The lines to be copied are those below that contain "Korea".

-------- Data for this exercise

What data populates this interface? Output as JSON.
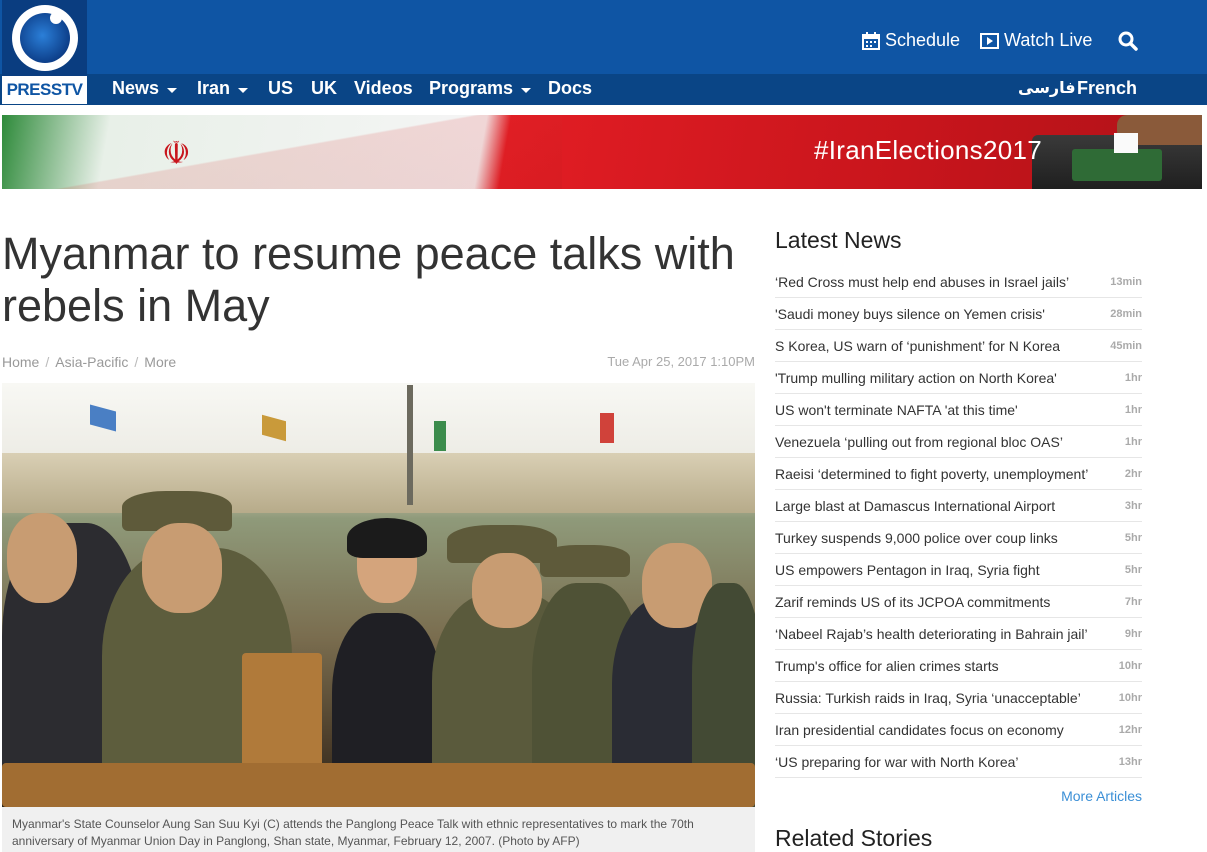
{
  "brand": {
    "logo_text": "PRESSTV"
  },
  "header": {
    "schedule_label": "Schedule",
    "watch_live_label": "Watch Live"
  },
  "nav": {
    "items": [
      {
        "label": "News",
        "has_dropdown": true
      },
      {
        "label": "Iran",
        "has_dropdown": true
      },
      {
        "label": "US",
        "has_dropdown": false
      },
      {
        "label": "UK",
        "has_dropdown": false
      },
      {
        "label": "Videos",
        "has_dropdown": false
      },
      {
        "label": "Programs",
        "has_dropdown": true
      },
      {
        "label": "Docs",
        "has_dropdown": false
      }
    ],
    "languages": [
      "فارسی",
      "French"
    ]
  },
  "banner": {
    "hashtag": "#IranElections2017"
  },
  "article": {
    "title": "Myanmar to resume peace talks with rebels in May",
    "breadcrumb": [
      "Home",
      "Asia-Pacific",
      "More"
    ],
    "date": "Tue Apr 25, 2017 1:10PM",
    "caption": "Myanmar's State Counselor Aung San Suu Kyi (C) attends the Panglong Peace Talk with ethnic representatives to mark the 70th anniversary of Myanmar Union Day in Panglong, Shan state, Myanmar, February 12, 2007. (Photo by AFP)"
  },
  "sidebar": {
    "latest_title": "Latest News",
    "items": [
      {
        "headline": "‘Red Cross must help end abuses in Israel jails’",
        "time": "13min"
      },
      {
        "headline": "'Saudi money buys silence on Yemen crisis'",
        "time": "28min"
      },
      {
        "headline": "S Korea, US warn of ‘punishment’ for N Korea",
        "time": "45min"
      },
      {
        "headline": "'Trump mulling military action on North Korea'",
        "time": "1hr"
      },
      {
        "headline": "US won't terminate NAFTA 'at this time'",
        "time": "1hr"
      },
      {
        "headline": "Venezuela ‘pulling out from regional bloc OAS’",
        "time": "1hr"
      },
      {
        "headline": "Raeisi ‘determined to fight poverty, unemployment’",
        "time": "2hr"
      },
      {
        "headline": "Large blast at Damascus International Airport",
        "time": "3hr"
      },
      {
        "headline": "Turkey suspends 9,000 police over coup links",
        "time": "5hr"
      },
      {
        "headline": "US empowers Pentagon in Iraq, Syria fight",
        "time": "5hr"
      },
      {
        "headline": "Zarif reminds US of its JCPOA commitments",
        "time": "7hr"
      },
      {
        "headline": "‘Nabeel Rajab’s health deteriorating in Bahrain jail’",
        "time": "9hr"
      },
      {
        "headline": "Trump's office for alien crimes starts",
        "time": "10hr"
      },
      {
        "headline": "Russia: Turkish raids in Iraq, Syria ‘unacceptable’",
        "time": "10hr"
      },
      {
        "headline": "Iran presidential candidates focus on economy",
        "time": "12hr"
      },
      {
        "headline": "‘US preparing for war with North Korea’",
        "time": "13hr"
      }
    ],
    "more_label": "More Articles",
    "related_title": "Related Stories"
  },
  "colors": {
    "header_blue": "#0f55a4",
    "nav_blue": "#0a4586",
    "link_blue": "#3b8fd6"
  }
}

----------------
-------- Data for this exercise

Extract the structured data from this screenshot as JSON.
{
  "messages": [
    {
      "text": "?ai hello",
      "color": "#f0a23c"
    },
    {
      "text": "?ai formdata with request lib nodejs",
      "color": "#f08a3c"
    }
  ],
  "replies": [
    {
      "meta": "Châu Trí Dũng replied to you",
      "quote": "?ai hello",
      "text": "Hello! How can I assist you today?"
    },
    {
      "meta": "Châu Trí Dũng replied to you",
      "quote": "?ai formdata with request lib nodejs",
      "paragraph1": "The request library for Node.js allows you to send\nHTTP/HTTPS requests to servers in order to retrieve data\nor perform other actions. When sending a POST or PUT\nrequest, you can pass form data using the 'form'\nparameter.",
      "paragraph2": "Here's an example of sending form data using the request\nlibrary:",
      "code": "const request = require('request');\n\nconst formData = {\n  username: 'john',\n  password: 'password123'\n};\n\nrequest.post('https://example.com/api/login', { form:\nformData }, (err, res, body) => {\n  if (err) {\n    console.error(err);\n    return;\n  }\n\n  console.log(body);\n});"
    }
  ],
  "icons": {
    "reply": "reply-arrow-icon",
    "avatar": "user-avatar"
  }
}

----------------

Exercise answer:
        "headline": "S Korea, US warn of ‘punishment’ for N Korea",
        "headline": "'Trump mulling military action on North Korea'",
        "headline": "‘US preparing for war with North Korea’",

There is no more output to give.